Heritage and Development


Own a heritage item or live in a heritage conservation area and need to know how to get consent to do an alteration or addition? Or perhaps need to do ground excavation works at your property which may disturb archaeology or Aboriginal objects? This page provides comprehensive information and advice on identifying heritage places, how to sensitively develop your heritage property and the approval pathways required.

Heritage is an important feature of Newcastle’s built and natural environment. The heritage significance of a place is what makes it special.
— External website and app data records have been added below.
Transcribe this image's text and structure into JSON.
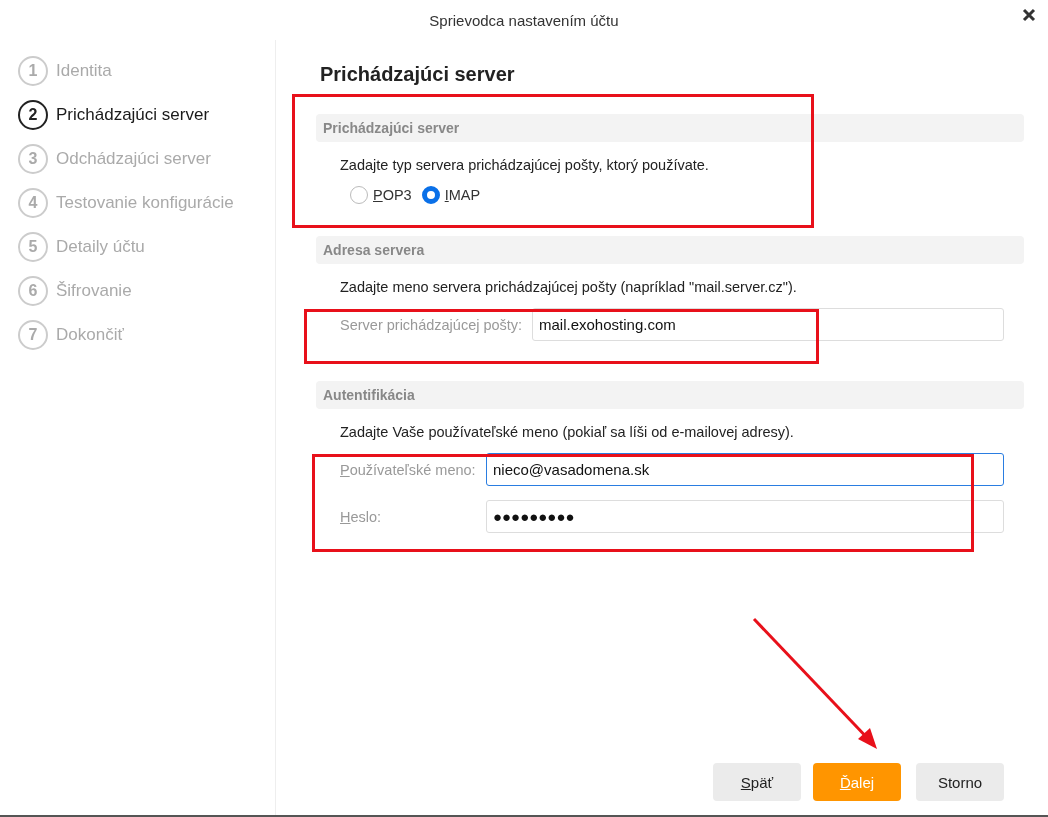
{
  "window": {
    "title": "Sprievodca nastavením účtu"
  },
  "steps": [
    {
      "number": "1",
      "label": "Identita",
      "selected": false
    },
    {
      "number": "2",
      "label": "Prichádzajúci server",
      "selected": true
    },
    {
      "number": "3",
      "label": "Odchádzajúci server",
      "selected": false
    },
    {
      "number": "4",
      "label": "Testovanie konfigurácie",
      "selected": false
    },
    {
      "number": "5",
      "label": "Detaily účtu",
      "selected": false
    },
    {
      "number": "6",
      "label": "Šifrovanie",
      "selected": false
    },
    {
      "number": "7",
      "label": "Dokončiť",
      "selected": false
    }
  ],
  "page_title": "Prichádzajúci server",
  "sections": [
    {
      "heading": "Prichádzajúci server",
      "instruction": "Zadajte typ servera prichádzajúcej pošty, ktorý používate.",
      "kind": "radios",
      "options": [
        {
          "label": "POP3",
          "selected": false,
          "mnemonic": true
        },
        {
          "label": "IMAP",
          "selected": true,
          "mnemonic": true
        }
      ]
    },
    {
      "heading": "Adresa servera",
      "instruction": "Zadajte meno servera prichádzajúcej pošty (napríklad \"mail.server.cz\").",
      "kind": "fields",
      "fields": [
        {
          "label": "Server prichádzajúcej pošty:",
          "value": "mail.exohosting.com",
          "focused": false,
          "mnemonic": false
        }
      ]
    },
    {
      "heading": "Autentifikácia",
      "instruction": "Zadajte Vaše používateľské meno (pokiaľ sa líši od e-mailovej adresy).",
      "kind": "fields",
      "fields": [
        {
          "label": "Používateľské meno:",
          "value": "nieco@vasadomena.sk",
          "focused": true,
          "mnemonic": true
        },
        {
          "label": "Heslo:",
          "value": "●●●●●●●●●",
          "focused": false,
          "mnemonic": true
        }
      ]
    }
  ],
  "buttons": [
    {
      "label": "Späť",
      "kind": "secondary",
      "mnemonic": true
    },
    {
      "label": "Ďalej",
      "kind": "primary",
      "mnemonic": true
    },
    {
      "label": "Storno",
      "kind": "secondary",
      "mnemonic": false
    }
  ]
}
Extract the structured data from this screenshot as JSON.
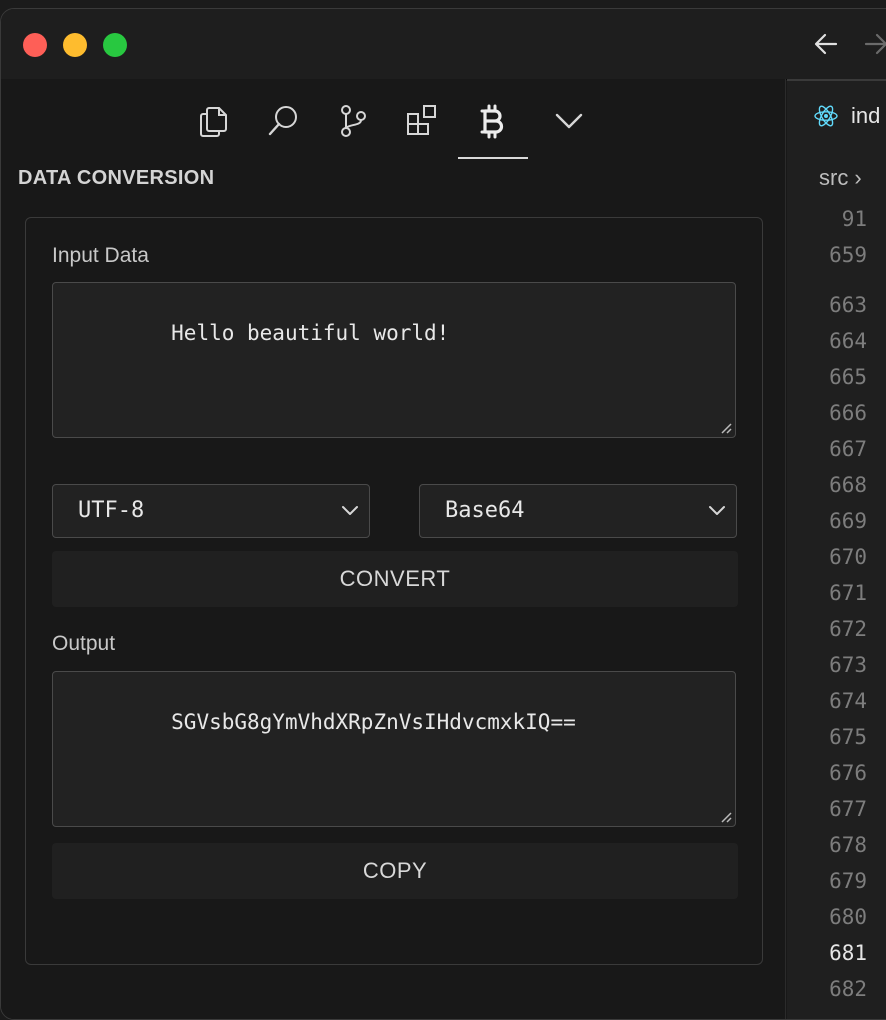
{
  "sidebar": {
    "section_title": "DATA CONVERSION",
    "activity_icons": [
      "copy-icon",
      "search-icon",
      "source-control-icon",
      "extensions-icon",
      "bitcoin-icon",
      "chevron-down-icon"
    ],
    "active_icon": "bitcoin-icon"
  },
  "converter": {
    "input_label": "Input Data",
    "input_value": "Hello beautiful world!",
    "from_encoding": "UTF-8",
    "to_encoding": "Base64",
    "convert_label": "CONVERT",
    "output_label": "Output",
    "output_value": "SGVsbG8gYmVhdXRpZnVsIHdvcmxkIQ==",
    "copy_label": "COPY"
  },
  "editor": {
    "tab_label": "ind",
    "breadcrumb": "src",
    "sticky_lines": [
      "91",
      "659"
    ],
    "line_numbers": [
      "663",
      "664",
      "665",
      "666",
      "667",
      "668",
      "669",
      "670",
      "671",
      "672",
      "673",
      "674",
      "675",
      "676",
      "677",
      "678",
      "679",
      "680",
      "681",
      "682"
    ],
    "current_line": "681"
  },
  "colors": {
    "traffic_red": "#fe5f57",
    "traffic_yellow": "#febc2e",
    "traffic_green": "#28c840",
    "react_blue": "#61dafb"
  }
}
It can include buildings and places with special historical, cultural, social, architectural, archaeological, natural or aesthetic value.

In New South Wales the responsibility for managing and regulating cultural heritage is split between the state and local governments.

  • City of Newcastle has responsibility for local heritage, through environmental planning instruments including Local Environmental Plans and Development Control Plans.
  • The Heritage Council of NSW, assisted by Heritage NSW, has responsibility for heritage items of state heritage significance listed on the State Heritage Register, for Aboriginal objects and Aboriginal places, and for archaeological sites and relics of state and local significance.

Our Heritage Strategy (PDF) gives an overview of City of Newcastle’s approach to managing and regulating heritage in Newcastle. It is based on the principles and processes of the Burra Charter and best practice. In particular:

“The Burra Charter advocates a cautious approach to change: do as much as necessary to care for the place and to make it useable, but otherwise change it as little as possible so that its cultural significance is retained.”

The Burra Charter, Australia ICOMOS, 2013